Your assignment. What you return should be the entries, unchanged, without their pictures.

** Records supplied follows **

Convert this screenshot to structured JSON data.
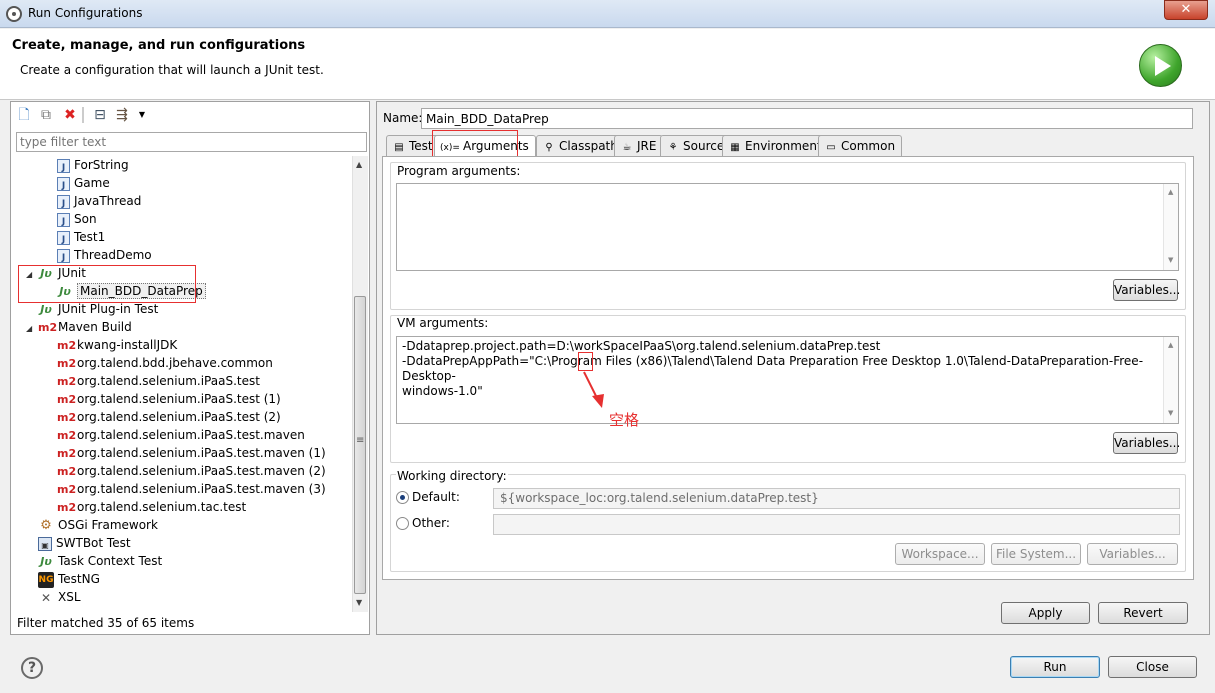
{
  "window": {
    "title": "Run Configurations",
    "close_label": "✕"
  },
  "header": {
    "title": "Create, manage, and run configurations",
    "description": "Create a configuration that will launch a JUnit test."
  },
  "left": {
    "filter_placeholder": "type filter text",
    "toolbar": [
      "new-config-icon",
      "duplicate-icon",
      "delete-icon",
      "collapse-all-icon",
      "filter-icon",
      "dropdown-icon"
    ],
    "tree": [
      {
        "label": "ForString",
        "icon": "java-icon",
        "indent": 2
      },
      {
        "label": "Game",
        "icon": "java-icon",
        "indent": 2
      },
      {
        "label": "JavaThread",
        "icon": "java-icon",
        "indent": 2
      },
      {
        "label": "Son",
        "icon": "java-icon",
        "indent": 2
      },
      {
        "label": "Test1",
        "icon": "java-icon",
        "indent": 2
      },
      {
        "label": "ThreadDemo",
        "icon": "java-icon",
        "indent": 2
      },
      {
        "label": "JUnit",
        "icon": "junit-icon",
        "indent": 1,
        "expanded": true
      },
      {
        "label": "Main_BDD_DataPrep",
        "icon": "junit-icon",
        "indent": 2,
        "selected": true
      },
      {
        "label": "JUnit Plug-in Test",
        "icon": "junit-icon",
        "indent": 1
      },
      {
        "label": "Maven Build",
        "icon": "m2-icon",
        "indent": 1,
        "expanded": true
      },
      {
        "label": "kwang-installJDK",
        "icon": "m2-icon",
        "indent": 2
      },
      {
        "label": "org.talend.bdd.jbehave.common",
        "icon": "m2-icon",
        "indent": 2
      },
      {
        "label": "org.talend.selenium.iPaaS.test",
        "icon": "m2-icon",
        "indent": 2
      },
      {
        "label": "org.talend.selenium.iPaaS.test (1)",
        "icon": "m2-icon",
        "indent": 2
      },
      {
        "label": "org.talend.selenium.iPaaS.test (2)",
        "icon": "m2-icon",
        "indent": 2
      },
      {
        "label": "org.talend.selenium.iPaaS.test.maven",
        "icon": "m2-icon",
        "indent": 2
      },
      {
        "label": "org.talend.selenium.iPaaS.test.maven (1)",
        "icon": "m2-icon",
        "indent": 2
      },
      {
        "label": "org.talend.selenium.iPaaS.test.maven (2)",
        "icon": "m2-icon",
        "indent": 2
      },
      {
        "label": "org.talend.selenium.iPaaS.test.maven (3)",
        "icon": "m2-icon",
        "indent": 2
      },
      {
        "label": "org.talend.selenium.tac.test",
        "icon": "m2-icon",
        "indent": 2
      },
      {
        "label": "OSGi Framework",
        "icon": "osgi-icon",
        "indent": 1
      },
      {
        "label": "SWTBot Test",
        "icon": "swtbot-icon",
        "indent": 1
      },
      {
        "label": "Task Context Test",
        "icon": "junit-icon",
        "indent": 1
      },
      {
        "label": "TestNG",
        "icon": "testng-icon",
        "indent": 1
      },
      {
        "label": "XSL",
        "icon": "xsl-icon",
        "indent": 1
      }
    ],
    "status": "Filter matched 35 of 65 items"
  },
  "right": {
    "name_label": "Name:",
    "name_value": "Main_BDD_DataPrep",
    "tabs": [
      {
        "label": "Test",
        "icon": "test-tab-icon"
      },
      {
        "label": "Arguments",
        "icon": "arguments-tab-icon",
        "prefix": "(x)=",
        "active": true
      },
      {
        "label": "Classpath",
        "icon": "classpath-tab-icon"
      },
      {
        "label": "JRE",
        "icon": "jre-tab-icon"
      },
      {
        "label": "Source",
        "icon": "source-tab-icon"
      },
      {
        "label": "Environment",
        "icon": "environment-tab-icon"
      },
      {
        "label": "Common",
        "icon": "common-tab-icon"
      }
    ],
    "program_args": {
      "label": "Program arguments:",
      "value": "",
      "variables_btn": "Variables..."
    },
    "vm_args": {
      "label": "VM arguments:",
      "lines": [
        "-Ddataprep.project.path=D:\\workSpaceIPaaS\\org.talend.selenium.dataPrep.test",
        "-DdataPrepAppPath=\"C:\\Program Files (x86)\\Talend\\Talend Data Preparation Free Desktop 1.0\\Talend-DataPreparation-Free-Desktop-",
        "windows-1.0\""
      ],
      "variables_btn": "Variables..."
    },
    "working_dir": {
      "label": "Working directory:",
      "default_label": "Default:",
      "default_value": "${workspace_loc:org.talend.selenium.dataPrep.test}",
      "other_label": "Other:",
      "other_value": "",
      "workspace_btn": "Workspace...",
      "filesystem_btn": "File System...",
      "variables_btn": "Variables..."
    },
    "apply_btn": "Apply",
    "revert_btn": "Revert"
  },
  "annotation": {
    "text": "空格"
  },
  "footer": {
    "run_btn": "Run",
    "close_btn": "Close"
  }
}
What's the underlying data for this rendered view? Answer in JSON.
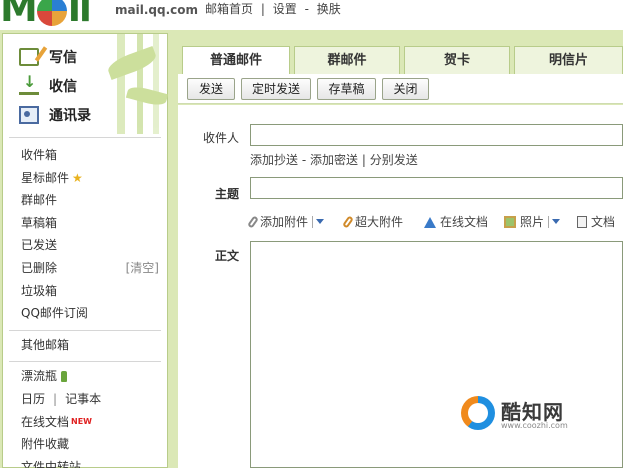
{
  "header": {
    "domain": "mail.qq.com",
    "links": [
      "邮箱首页",
      "|",
      "设置",
      "-",
      "换肤"
    ]
  },
  "sidebar": {
    "main": [
      {
        "label": "写信",
        "icon": "compose-icon"
      },
      {
        "label": "收信",
        "icon": "inbox-icon"
      },
      {
        "label": "通讯录",
        "icon": "contacts-icon"
      }
    ],
    "folders": [
      {
        "label": "收件箱"
      },
      {
        "label": "星标邮件"
      },
      {
        "label": "群邮件"
      },
      {
        "label": "草稿箱"
      },
      {
        "label": "已发送"
      },
      {
        "label": "已删除",
        "action": "[清空]"
      },
      {
        "label": "垃圾箱"
      },
      {
        "label": "QQ邮件订阅"
      }
    ],
    "other": [
      {
        "label": "其他邮箱"
      }
    ],
    "apps": [
      {
        "label": "漂流瓶"
      },
      {
        "label": "日历",
        "extra": "记事本"
      },
      {
        "label": "在线文档",
        "badge": "NEW"
      },
      {
        "label": "附件收藏"
      },
      {
        "label": "文件中转站"
      }
    ]
  },
  "tabs": [
    "普通邮件",
    "群邮件",
    "贺卡",
    "明信片"
  ],
  "toolbar": {
    "send": "发送",
    "scheduled": "定时发送",
    "save_draft": "存草稿",
    "close": "关闭"
  },
  "form": {
    "to_label": "收件人",
    "to_value": "",
    "cc_links": [
      "添加抄送",
      "-",
      "添加密送",
      "|",
      "分别发送"
    ],
    "subject_label": "主题",
    "subject_value": "",
    "attach": {
      "add_attachment": "添加附件",
      "big_attachment": "超大附件",
      "online_doc": "在线文档",
      "photo": "照片",
      "doc": "文档"
    },
    "body_label": "正文"
  },
  "watermark": {
    "name": "酷知网",
    "url": "www.coozhi.com"
  }
}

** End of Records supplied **

Response below.
Convert this screenshot to structured JSON data.
{
  "window": {
    "title": "Run Configurations",
    "close_label": "✕"
  },
  "header": {
    "title": "Create, manage, and run configurations",
    "description": "Create a configuration that will launch a JUnit test."
  },
  "left": {
    "filter_placeholder": "type filter text",
    "toolbar": [
      "new-config-icon",
      "duplicate-icon",
      "delete-icon",
      "collapse-all-icon",
      "filter-icon",
      "dropdown-icon"
    ],
    "tree": [
      {
        "label": "ForString",
        "icon": "java-icon",
        "indent": 2
      },
      {
        "label": "Game",
        "icon": "java-icon",
        "indent": 2
      },
      {
        "label": "JavaThread",
        "icon": "java-icon",
        "indent": 2
      },
      {
        "label": "Son",
        "icon": "java-icon",
        "indent": 2
      },
      {
        "label": "Test1",
        "icon": "java-icon",
        "indent": 2
      },
      {
        "label": "ThreadDemo",
        "icon": "java-icon",
        "indent": 2
      },
      {
        "label": "JUnit",
        "icon": "junit-icon",
        "indent": 1,
        "expanded": true
      },
      {
        "label": "Main_BDD_DataPrep",
        "icon": "junit-icon",
        "indent": 2,
        "selected": true
      },
      {
        "label": "JUnit Plug-in Test",
        "icon": "junit-icon",
        "indent": 1
      },
      {
        "label": "Maven Build",
        "icon": "m2-icon",
        "indent": 1,
        "expanded": true
      },
      {
        "label": "kwang-installJDK",
        "icon": "m2-icon",
        "indent": 2
      },
      {
        "label": "org.talend.bdd.jbehave.common",
        "icon": "m2-icon",
        "indent": 2
      },
      {
        "label": "org.talend.selenium.iPaaS.test",
        "icon": "m2-icon",
        "indent": 2
      },
      {
        "label": "org.talend.selenium.iPaaS.test (1)",
        "icon": "m2-icon",
        "indent": 2
      },
      {
        "label": "org.talend.selenium.iPaaS.test (2)",
        "icon": "m2-icon",
        "indent": 2
      },
      {
        "label": "org.talend.selenium.iPaaS.test.maven",
        "icon": "m2-icon",
        "indent": 2
      },
      {
        "label": "org.talend.selenium.iPaaS.test.maven (1)",
        "icon": "m2-icon",
        "indent": 2
      },
      {
        "label": "org.talend.selenium.iPaaS.test.maven (2)",
        "icon": "m2-icon",
        "indent": 2
      },
      {
        "label": "org.talend.selenium.iPaaS.test.maven (3)",
        "icon": "m2-icon",
        "indent": 2
      },
      {
        "label": "org.talend.selenium.tac.test",
        "icon": "m2-icon",
        "indent": 2
      },
      {
        "label": "OSGi Framework",
        "icon": "osgi-icon",
        "indent": 1
      },
      {
        "label": "SWTBot Test",
        "icon": "swtbot-icon",
        "indent": 1
      },
      {
        "label": "Task Context Test",
        "icon": "junit-icon",
        "indent": 1
      },
      {
        "label": "TestNG",
        "icon": "testng-icon",
        "indent": 1
      },
      {
        "label": "XSL",
        "icon": "xsl-icon",
        "indent": 1
      }
    ],
    "status": "Filter matched 35 of 65 items"
  },
  "right": {
    "name_label": "Name:",
    "name_value": "Main_BDD_DataPrep",
    "tabs": [
      {
        "label": "Test",
        "icon": "test-tab-icon"
      },
      {
        "label": "Arguments",
        "icon": "arguments-tab-icon",
        "prefix": "(x)=",
        "active": true
      },
      {
        "label": "Classpath",
        "icon": "classpath-tab-icon"
      },
      {
        "label": "JRE",
        "icon": "jre-tab-icon"
      },
      {
        "label": "Source",
        "icon": "source-tab-icon"
      },
      {
        "label": "Environment",
        "icon": "environment-tab-icon"
      },
      {
        "label": "Common",
        "icon": "common-tab-icon"
      }
    ],
    "program_args": {
      "label": "Program arguments:",
      "value": "",
      "variables_btn": "Variables..."
    },
    "vm_args": {
      "label": "VM arguments:",
      "lines": [
        "-Ddataprep.project.path=D:\\workSpaceIPaaS\\org.talend.selenium.dataPrep.test",
        "-DdataPrepAppPath=\"C:\\Program Files (x86)\\Talend\\Talend Data Preparation Free Desktop 1.0\\Talend-DataPreparation-Free-Desktop-",
        "windows-1.0\""
      ],
      "variables_btn": "Variables..."
    },
    "working_dir": {
      "label": "Working directory:",
      "default_label": "Default:",
      "default_value": "${workspace_loc:org.talend.selenium.dataPrep.test}",
      "other_label": "Other:",
      "other_value": "",
      "workspace_btn": "Workspace...",
      "filesystem_btn": "File System...",
      "variables_btn": "Variables..."
    },
    "apply_btn": "Apply",
    "revert_btn": "Revert"
  },
  "annotation": {
    "text": "空格"
  },
  "footer": {
    "run_btn": "Run",
    "close_btn": "Close"
  }
}
What's the underlying data for this rendered view? Answer in JSON.
{
  "header": {
    "domain": "mail.qq.com",
    "links": [
      "邮箱首页",
      "|",
      "设置",
      "-",
      "换肤"
    ]
  },
  "sidebar": {
    "main": [
      {
        "label": "写信",
        "icon": "compose-icon"
      },
      {
        "label": "收信",
        "icon": "inbox-icon"
      },
      {
        "label": "通讯录",
        "icon": "contacts-icon"
      }
    ],
    "folders": [
      {
        "label": "收件箱"
      },
      {
        "label": "星标邮件"
      },
      {
        "label": "群邮件"
      },
      {
        "label": "草稿箱"
      },
      {
        "label": "已发送"
      },
      {
        "label": "已删除",
        "action": "[清空]"
      },
      {
        "label": "垃圾箱"
      },
      {
        "label": "QQ邮件订阅"
      }
    ],
    "other": [
      {
        "label": "其他邮箱"
      }
    ],
    "apps": [
      {
        "label": "漂流瓶"
      },
      {
        "label": "日历",
        "extra": "记事本"
      },
      {
        "label": "在线文档",
        "badge": "NEW"
      },
      {
        "label": "附件收藏"
      },
      {
        "label": "文件中转站"
      }
    ]
  },
  "tabs": [
    "普通邮件",
    "群邮件",
    "贺卡",
    "明信片"
  ],
  "toolbar": {
    "send": "发送",
    "scheduled": "定时发送",
    "save_draft": "存草稿",
    "close": "关闭"
  },
  "form": {
    "to_label": "收件人",
    "to_value": "",
    "cc_links": [
      "添加抄送",
      "-",
      "添加密送",
      "|",
      "分别发送"
    ],
    "subject_label": "主题",
    "subject_value": "",
    "attach": {
      "add_attachment": "添加附件",
      "big_attachment": "超大附件",
      "online_doc": "在线文档",
      "photo": "照片",
      "doc": "文档"
    },
    "body_label": "正文"
  },
  "watermark": {
    "name": "酷知网",
    "url": "www.coozhi.com"
  }
}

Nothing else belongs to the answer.